The Penderwicks: A Summer Tale of Four Sisters, Two Rabbits, and a Very Interesting Boy by Jeanne Birdsall, is set in contemporary America, but has the feel of an old-fashioned, British summer tale. Four motherless sisters and their father rent a cottage for their three week vacation that is on the grounds of Arundel, a fancy mansion in the Berkshires. They become friends of the lonely boy who lives next door and end up having a series of madcap adventures. I love how Birdsall has portrayed the unique personalities of each of the sisters; the awkwardness of Rosalind the eldest, interested in a boy for the first time; Skye, the vulnerable tomboy; Jane the wistful, romantic writer with shades of Montgomery's Emily of New Moon, and Batty, the precocious four year old, who is simply adorable. These sisters have a matter-of-fact way of dealing with their predicaments that is completely refreshing. Just normal kids having good old, summer fun with nary a television set or computer in sight. The absentminded father is also very funny. I'm very much looking forward to reading the sequel, The Penderwicks on Gardam Street, due out in April.

And finally there's the terrific Cornelia and the Audacious Escapades of the Somerset Sisters by Lesley M. Blume , just out in paperback. Cornelia is a lonely girl living in Greenwich Village whose mother is a famous concert pianist and often away on tour. She makes friends with her new eccentric neighbour Virginia, who shares her love of dictionaries and long, unusual words. Every room in Virginia's apartment is richly decorated with souvenirs from her world-wide travels with her sisters and Cornelia is enchanted by Virginia's stories, which give her the courage to break out of her shy shell and confront her distant mother. This is truly armchair (or Moroccan daybed) travel fiction for the YA reader, which will hopefully inspire them with travel and adventure dreams of their own. And you'll probably have to pull out a dictionary yourself from time to time. For fans of Chris Riddell's Ottoline series.
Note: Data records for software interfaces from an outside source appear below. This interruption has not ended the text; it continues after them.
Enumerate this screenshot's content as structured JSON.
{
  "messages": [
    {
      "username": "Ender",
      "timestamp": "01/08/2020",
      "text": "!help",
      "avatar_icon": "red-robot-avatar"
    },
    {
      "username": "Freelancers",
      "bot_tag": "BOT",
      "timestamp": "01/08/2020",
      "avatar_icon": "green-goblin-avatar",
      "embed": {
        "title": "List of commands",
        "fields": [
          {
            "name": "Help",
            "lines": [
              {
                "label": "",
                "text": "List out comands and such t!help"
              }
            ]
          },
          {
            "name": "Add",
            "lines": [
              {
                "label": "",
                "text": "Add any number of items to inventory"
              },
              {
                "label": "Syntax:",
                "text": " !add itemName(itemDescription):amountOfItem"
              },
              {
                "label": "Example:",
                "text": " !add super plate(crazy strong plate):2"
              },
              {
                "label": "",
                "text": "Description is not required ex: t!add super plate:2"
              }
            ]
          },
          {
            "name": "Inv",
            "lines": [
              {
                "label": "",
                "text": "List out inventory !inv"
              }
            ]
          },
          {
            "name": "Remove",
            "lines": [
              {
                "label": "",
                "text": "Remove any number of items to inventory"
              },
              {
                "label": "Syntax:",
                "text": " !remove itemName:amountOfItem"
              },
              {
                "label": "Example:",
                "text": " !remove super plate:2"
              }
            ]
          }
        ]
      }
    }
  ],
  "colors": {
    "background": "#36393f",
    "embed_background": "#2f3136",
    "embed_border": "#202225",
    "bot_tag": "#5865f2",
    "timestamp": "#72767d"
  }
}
1 comment:

Shonna said...

Funny, I've been reading more YA lately too. I enjoyed Meg Rosoff's other book Just In Case, which I loved by find very hard to describe adequately.